Is this the world’s only “brown ensign”? I wonder.
The Bantustans had some pretty unusual flags. Both Transkei and Venda made prominent use of brown, which is a very rare colour on flags. If it’s used at all it’s usually just for small details like tree trunks.
To view more of Lorraine’s miniature paintings, follow @lorraineloots on Instagram.
When South African painter Lorraine Loots (@lorraineloots) started a project to create a miniature painting every day for a year, she decided to share each painting on Instagram with her friends to hold herself accountable. Now in its second year, “365 Paintings for Ants” is inspired by themes from the artist’s home city of Cape Town.
To create the miniature painting, Lorraine draws a 3-centimeter circle and layers watercolor paints to build the detail. “I don’t use a magnifying glass,” she exclaims. “Though it would probably make the job easier on my eyes!”
Lorraine says she finds inspiration everywhere, from the rainy weather to her grandmother. She hopes to inspire others to curate their lives, “My dad always used to tell me that I should reassess every aspect of my life every single day, and if something is not working, I should do whatever I can to change it. I live by these words.”
As is typical in the family Hypoxidaceae (Asparagales), the flowers of Spiloxene capensis have six tepals, six stamens, a three-chambered, inferior ovary, and a three-branched style. Flowers are uniformly star-shaped, white, cream, yellow to orange, or rarely pink, and have dark spots or ‘eyes’ at the base of the tepals. These spots are generally blackish and occasionally iridescent blue-green.
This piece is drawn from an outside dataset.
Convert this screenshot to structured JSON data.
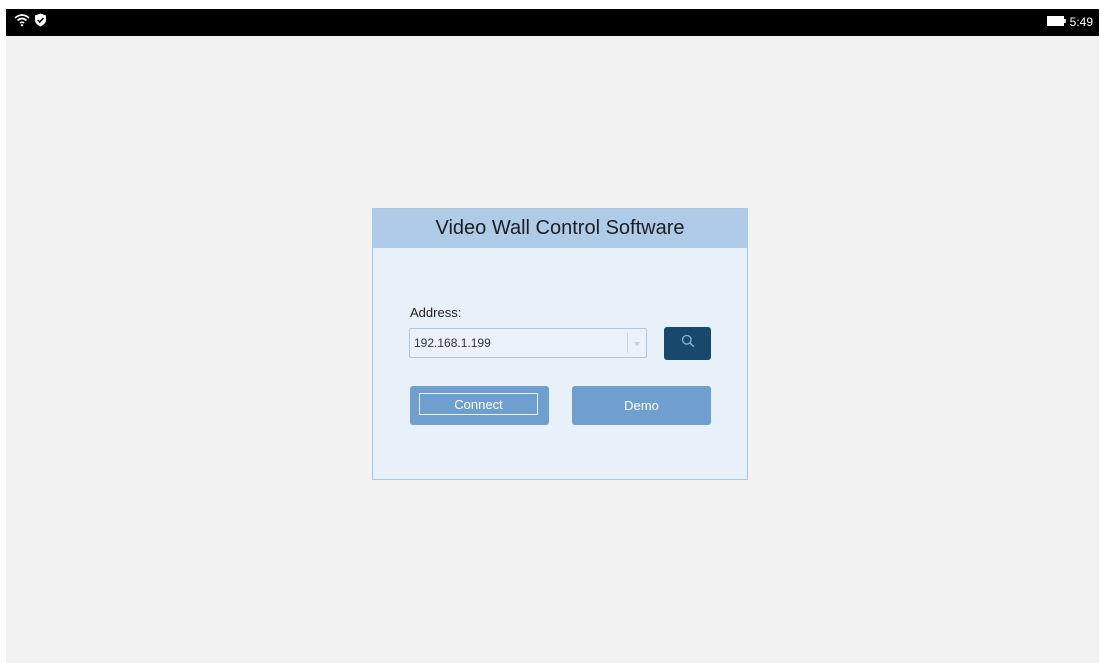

In fact, the name Spiloxene is derived from the Greek spilos, meaning a spot, and xenos, a host or a stranger, which emphasizes the dark spots commonly found in the centre of the flowers of S. capensis.
This species is native to the Cape Region in South Africa, where field observations have shown that monkey beetles are the primary pollen vectors of the dark-centered flowers of Spiloxene capensis.
Deals with the mythical origin of gold and the story behind this precious material. Designers were given 500g of 18 carat gold along with a simple brief: create something exceptional, something that really tells the story of and speaks to the origins of gold.
Kristen Malan’s Halo is an exquisite headpiece, made up of 495 separate gold elements and 45 moveable sections. Kristen explains, “Halo, a reverential, other worldly symbol associated with greatness, celebrates the celestial moment when gold, the most precious of all elements, came into being.”